Look through the lines below and extract any with the word "this".

##########

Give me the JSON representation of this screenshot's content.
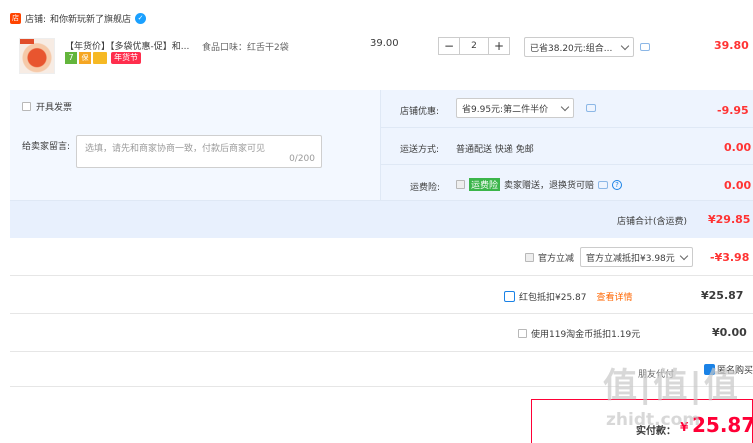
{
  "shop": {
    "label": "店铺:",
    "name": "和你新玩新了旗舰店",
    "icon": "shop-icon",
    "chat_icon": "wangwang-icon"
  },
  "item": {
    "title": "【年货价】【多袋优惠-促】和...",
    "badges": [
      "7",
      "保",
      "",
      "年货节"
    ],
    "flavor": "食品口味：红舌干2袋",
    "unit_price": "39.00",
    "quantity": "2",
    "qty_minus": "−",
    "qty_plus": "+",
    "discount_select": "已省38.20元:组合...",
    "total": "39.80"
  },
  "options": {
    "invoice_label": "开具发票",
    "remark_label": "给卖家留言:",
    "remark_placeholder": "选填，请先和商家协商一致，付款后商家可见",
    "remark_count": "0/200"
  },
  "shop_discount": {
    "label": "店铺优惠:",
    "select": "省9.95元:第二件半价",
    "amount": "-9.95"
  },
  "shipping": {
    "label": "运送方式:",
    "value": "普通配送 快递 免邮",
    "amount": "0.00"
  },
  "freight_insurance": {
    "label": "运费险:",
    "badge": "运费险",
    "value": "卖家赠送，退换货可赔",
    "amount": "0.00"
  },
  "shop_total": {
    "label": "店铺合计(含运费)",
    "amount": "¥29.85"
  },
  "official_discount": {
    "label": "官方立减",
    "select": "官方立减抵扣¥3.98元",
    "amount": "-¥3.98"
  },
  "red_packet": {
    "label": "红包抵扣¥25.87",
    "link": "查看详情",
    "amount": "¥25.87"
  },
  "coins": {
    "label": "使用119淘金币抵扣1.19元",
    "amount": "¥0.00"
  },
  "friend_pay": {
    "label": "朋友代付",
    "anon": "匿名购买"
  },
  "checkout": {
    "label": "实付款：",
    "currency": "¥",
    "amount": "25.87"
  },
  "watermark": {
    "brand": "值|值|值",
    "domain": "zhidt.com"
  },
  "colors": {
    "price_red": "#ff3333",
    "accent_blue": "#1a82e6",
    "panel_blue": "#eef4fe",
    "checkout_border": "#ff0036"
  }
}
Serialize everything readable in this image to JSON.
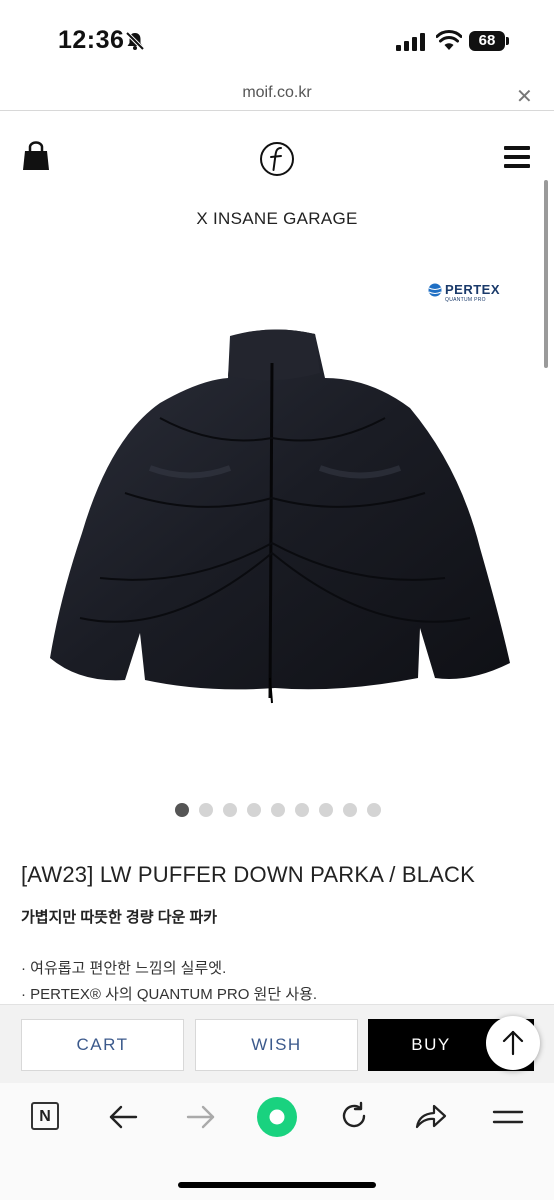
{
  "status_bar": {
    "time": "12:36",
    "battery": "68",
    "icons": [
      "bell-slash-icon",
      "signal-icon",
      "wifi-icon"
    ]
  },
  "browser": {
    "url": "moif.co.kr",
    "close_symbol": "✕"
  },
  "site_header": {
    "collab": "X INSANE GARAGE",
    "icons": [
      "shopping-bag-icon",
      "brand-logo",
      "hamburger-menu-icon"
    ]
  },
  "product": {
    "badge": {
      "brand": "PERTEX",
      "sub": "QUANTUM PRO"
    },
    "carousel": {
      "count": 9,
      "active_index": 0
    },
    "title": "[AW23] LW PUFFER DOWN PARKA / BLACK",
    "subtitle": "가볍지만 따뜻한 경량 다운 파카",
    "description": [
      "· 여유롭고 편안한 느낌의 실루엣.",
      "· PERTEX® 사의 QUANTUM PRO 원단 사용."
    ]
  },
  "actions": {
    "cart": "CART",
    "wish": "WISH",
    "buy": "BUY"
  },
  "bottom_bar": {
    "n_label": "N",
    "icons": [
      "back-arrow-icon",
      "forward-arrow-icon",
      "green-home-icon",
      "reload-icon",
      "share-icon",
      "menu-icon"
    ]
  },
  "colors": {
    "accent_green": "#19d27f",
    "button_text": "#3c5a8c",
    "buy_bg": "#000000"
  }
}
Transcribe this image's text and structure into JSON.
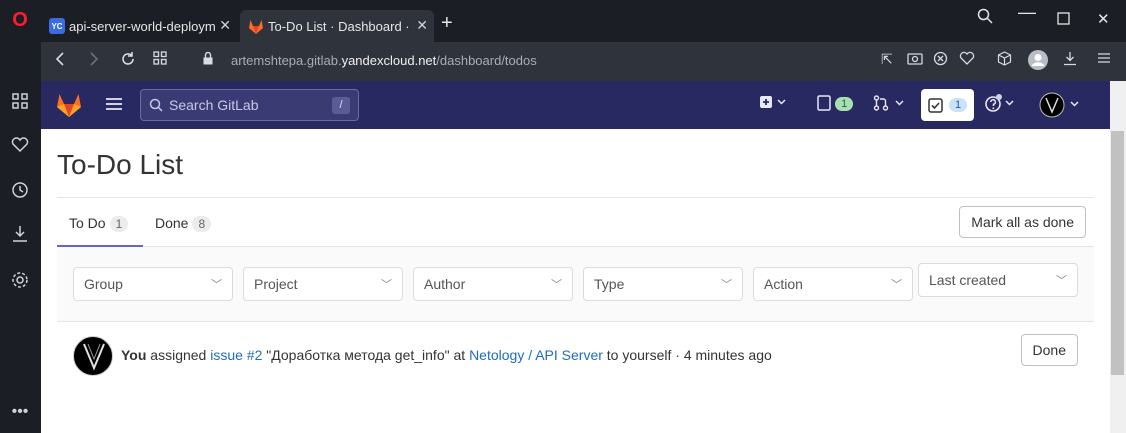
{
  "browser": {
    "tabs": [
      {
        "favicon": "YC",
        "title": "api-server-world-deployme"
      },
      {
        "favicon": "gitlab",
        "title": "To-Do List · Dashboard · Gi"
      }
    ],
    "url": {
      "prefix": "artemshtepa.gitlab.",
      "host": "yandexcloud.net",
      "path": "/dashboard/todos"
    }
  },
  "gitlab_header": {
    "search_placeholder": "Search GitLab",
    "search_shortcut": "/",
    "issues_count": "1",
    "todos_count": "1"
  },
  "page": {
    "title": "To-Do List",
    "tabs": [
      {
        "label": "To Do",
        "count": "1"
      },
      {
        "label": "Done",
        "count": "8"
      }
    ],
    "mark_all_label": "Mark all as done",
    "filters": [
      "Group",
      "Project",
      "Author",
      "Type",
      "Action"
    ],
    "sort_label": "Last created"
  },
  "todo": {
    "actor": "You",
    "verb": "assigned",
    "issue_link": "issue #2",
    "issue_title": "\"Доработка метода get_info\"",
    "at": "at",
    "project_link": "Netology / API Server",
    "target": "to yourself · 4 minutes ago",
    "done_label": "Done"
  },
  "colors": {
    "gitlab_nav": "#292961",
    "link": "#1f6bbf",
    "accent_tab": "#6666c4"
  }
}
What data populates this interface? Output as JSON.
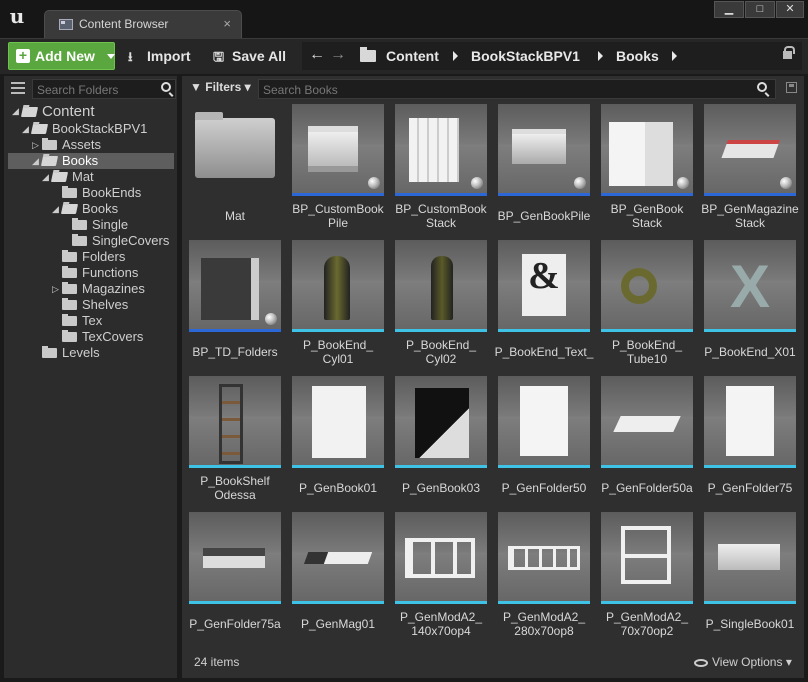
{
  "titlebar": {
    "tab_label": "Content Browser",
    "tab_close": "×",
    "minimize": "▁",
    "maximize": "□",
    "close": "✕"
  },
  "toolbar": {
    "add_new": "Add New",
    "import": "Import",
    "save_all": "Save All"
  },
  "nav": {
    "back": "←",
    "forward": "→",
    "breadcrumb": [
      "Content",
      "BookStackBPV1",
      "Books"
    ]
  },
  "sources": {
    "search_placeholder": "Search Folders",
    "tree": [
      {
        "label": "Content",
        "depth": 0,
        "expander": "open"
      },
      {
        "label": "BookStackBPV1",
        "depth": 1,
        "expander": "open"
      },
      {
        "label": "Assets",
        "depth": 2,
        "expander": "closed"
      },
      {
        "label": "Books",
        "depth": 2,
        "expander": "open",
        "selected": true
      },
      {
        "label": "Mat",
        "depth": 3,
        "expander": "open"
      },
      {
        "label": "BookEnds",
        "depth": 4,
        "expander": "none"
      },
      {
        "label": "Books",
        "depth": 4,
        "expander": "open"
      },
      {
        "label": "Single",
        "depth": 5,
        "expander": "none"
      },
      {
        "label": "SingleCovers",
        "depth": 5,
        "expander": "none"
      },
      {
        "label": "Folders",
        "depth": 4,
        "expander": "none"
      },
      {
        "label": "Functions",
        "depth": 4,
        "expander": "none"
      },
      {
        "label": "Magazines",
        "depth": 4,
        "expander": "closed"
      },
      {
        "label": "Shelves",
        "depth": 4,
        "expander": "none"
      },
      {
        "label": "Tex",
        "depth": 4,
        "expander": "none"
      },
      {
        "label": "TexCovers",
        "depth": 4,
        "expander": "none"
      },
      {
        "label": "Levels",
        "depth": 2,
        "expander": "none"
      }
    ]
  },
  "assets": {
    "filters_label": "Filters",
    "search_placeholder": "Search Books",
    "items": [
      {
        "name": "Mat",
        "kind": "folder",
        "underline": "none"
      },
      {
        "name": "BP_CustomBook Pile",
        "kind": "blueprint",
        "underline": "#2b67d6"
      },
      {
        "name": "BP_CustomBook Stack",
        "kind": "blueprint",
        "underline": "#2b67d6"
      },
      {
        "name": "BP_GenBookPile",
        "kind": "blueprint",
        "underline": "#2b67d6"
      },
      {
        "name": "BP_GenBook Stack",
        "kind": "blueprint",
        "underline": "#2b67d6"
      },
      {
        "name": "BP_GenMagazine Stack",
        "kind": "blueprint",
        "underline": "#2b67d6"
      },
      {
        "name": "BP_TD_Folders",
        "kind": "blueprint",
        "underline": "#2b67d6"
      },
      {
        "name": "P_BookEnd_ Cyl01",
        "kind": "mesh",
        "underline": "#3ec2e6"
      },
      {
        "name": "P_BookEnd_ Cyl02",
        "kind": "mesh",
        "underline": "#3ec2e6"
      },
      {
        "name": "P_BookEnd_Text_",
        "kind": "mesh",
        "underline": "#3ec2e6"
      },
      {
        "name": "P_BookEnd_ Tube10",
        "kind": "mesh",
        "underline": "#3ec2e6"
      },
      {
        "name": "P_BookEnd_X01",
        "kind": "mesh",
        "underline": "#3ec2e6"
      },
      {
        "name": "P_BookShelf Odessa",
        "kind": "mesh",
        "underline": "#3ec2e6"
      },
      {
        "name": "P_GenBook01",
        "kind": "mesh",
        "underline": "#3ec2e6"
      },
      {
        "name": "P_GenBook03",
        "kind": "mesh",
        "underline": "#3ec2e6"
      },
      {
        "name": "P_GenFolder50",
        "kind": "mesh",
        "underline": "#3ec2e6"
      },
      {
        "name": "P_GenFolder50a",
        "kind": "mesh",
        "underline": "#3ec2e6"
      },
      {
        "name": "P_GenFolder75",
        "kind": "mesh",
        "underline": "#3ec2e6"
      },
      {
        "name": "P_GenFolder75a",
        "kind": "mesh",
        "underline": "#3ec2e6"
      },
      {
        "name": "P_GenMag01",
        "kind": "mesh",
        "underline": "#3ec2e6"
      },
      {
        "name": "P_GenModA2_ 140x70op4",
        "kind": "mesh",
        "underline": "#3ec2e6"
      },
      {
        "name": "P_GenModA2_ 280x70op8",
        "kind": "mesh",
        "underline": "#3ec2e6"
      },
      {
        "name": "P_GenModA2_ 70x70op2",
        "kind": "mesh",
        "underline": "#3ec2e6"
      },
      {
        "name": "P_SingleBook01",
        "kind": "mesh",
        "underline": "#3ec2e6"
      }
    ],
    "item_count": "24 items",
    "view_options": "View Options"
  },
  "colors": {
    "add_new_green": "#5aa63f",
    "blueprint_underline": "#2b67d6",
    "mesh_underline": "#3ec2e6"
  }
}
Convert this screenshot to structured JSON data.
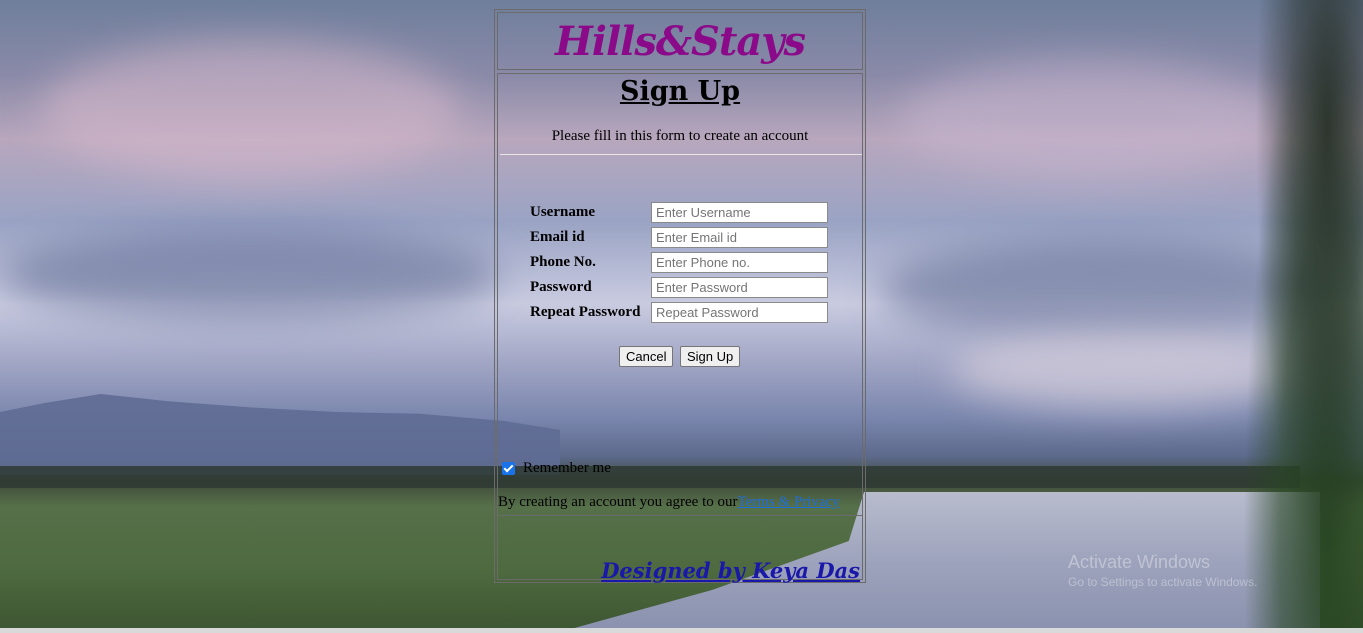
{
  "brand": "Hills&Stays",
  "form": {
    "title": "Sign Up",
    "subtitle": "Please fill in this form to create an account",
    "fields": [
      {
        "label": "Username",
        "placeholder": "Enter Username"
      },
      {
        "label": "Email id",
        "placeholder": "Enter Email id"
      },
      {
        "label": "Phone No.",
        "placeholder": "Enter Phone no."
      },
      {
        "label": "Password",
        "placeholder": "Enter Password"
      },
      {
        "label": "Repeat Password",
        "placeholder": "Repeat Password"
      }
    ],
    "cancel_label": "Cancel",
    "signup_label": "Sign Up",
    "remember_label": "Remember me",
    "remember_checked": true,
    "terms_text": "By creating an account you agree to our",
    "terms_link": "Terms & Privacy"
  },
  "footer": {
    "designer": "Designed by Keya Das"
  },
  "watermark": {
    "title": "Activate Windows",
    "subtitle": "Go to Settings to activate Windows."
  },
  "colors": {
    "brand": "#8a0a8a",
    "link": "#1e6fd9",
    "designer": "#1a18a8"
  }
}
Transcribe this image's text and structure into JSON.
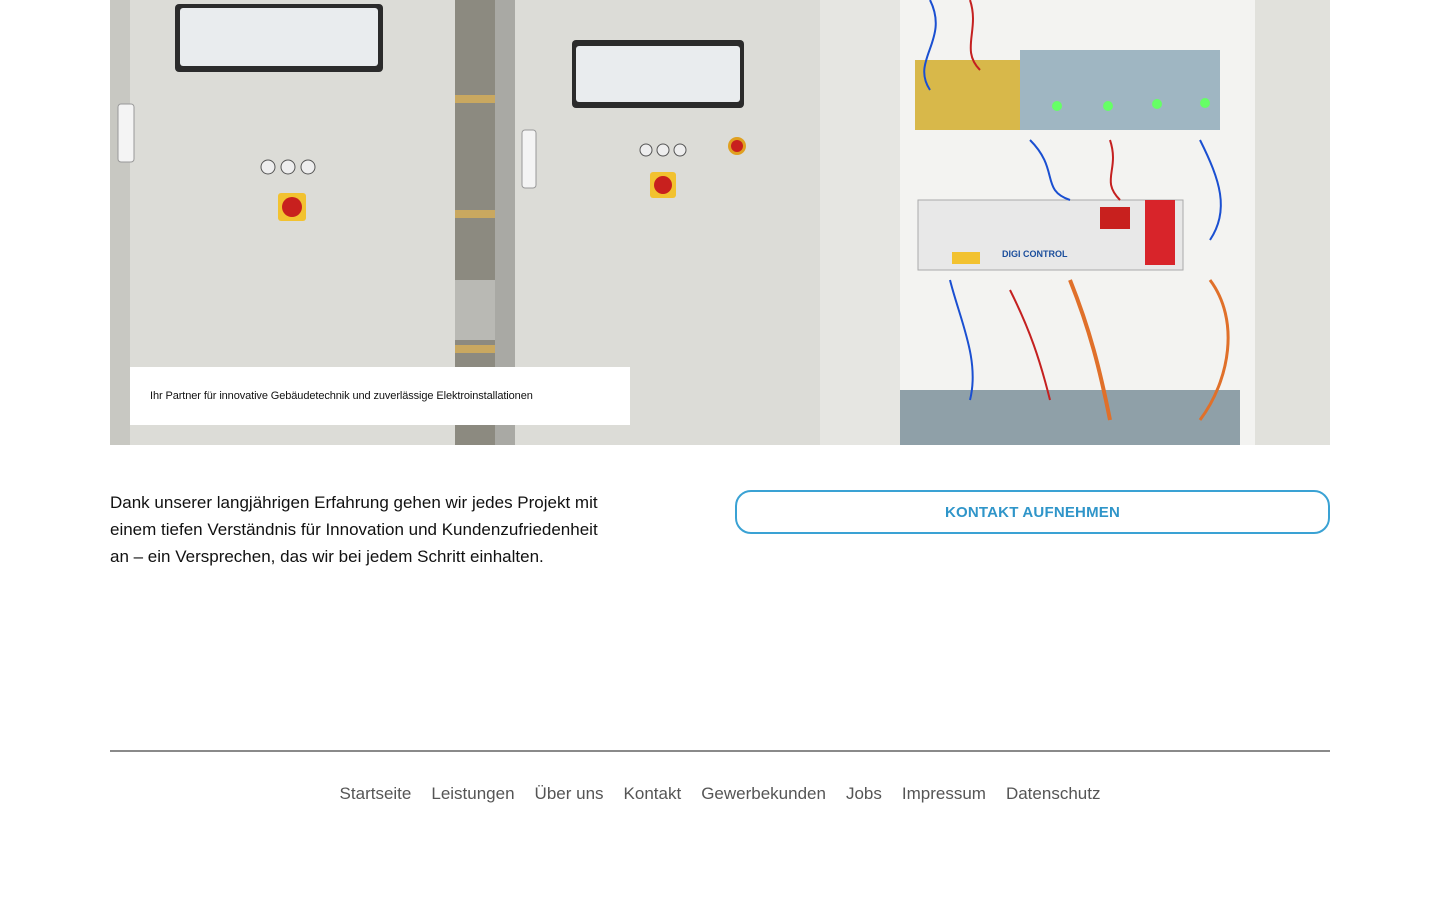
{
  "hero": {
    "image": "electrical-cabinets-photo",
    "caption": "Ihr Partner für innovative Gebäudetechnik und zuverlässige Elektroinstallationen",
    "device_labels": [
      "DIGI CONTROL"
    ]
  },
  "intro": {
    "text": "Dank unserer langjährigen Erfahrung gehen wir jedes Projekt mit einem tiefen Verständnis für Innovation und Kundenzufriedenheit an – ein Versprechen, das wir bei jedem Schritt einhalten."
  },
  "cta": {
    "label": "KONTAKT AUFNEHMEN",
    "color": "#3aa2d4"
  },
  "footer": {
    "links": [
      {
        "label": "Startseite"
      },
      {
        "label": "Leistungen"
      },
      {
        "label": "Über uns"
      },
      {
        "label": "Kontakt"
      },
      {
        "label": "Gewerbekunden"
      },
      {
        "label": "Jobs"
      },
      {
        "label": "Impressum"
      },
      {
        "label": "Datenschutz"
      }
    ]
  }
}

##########

§ Final answer
Give me the JSON representation of this screenshot's content.
Serialize everything readable in this image to JSON.
Transcribe this image's text and structure into JSON.
What data populates this interface? Output as JSON.
Convert this screenshot to structured JSON data.
    "subtitle": "Please fill in this form to create an account",
Transcribe this image's text and structure into JSON.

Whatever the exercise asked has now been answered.